Please give the records below back in full, exactly as shown.
==== Input data ====
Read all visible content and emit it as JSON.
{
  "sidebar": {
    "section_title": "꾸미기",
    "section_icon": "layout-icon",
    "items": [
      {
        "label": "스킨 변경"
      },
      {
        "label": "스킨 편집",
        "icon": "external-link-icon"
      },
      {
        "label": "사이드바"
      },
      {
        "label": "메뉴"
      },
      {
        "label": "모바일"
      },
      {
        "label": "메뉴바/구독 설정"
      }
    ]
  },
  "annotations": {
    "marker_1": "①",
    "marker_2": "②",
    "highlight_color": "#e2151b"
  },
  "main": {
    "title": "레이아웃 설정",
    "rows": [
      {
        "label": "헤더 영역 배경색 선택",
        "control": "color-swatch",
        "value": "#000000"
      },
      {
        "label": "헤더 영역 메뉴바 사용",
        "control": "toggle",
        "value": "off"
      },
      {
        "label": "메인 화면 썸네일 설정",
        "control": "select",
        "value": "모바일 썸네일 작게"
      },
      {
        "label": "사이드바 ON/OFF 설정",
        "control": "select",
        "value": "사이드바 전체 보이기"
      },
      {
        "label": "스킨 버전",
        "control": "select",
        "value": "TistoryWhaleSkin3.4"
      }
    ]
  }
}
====
» **Solved problem**
Read all visible content and emit it as JSON.
{
  "sidebar": {
    "section_title": "꾸미기",
    "section_icon": "layout-icon",
    "items": [
      {
        "label": "스킨 변경"
      },
      {
        "label": "스킨 편집",
        "icon": "external-link-icon"
      },
      {
        "label": "사이드바"
      },
      {
        "label": "메뉴"
      },
      {
        "label": "모바일"
      },
      {
        "label": "메뉴바/구독 설정"
      }
    ]
  },
  "annotations": {
    "marker_1": "①",
    "marker_2": "②",
    "highlight_color": "#e2151b"
  },
  "main": {
    "title": "레이아웃 설정",
    "rows": [
      {
        "label": "헤더 영역 배경색 선택",
        "control": "color-swatch",
        "value": "#000000"
      },
      {
        "label": "헤더 영역 메뉴바 사용",
        "control": "toggle",
        "value": "off"
      },
      {
        "label": "메인 화면 썸네일 설정",
        "control": "select",
        "value": "모바일 썸네일 작게"
      },
      {
        "label": "사이드바 ON/OFF 설정",
        "control": "select",
        "value": "사이드바 전체 보이기"
      },
      {
        "label": "스킨 버전",
        "control": "select",
        "value": "TistoryWhaleSkin3.4"
      }
    ]
  }
}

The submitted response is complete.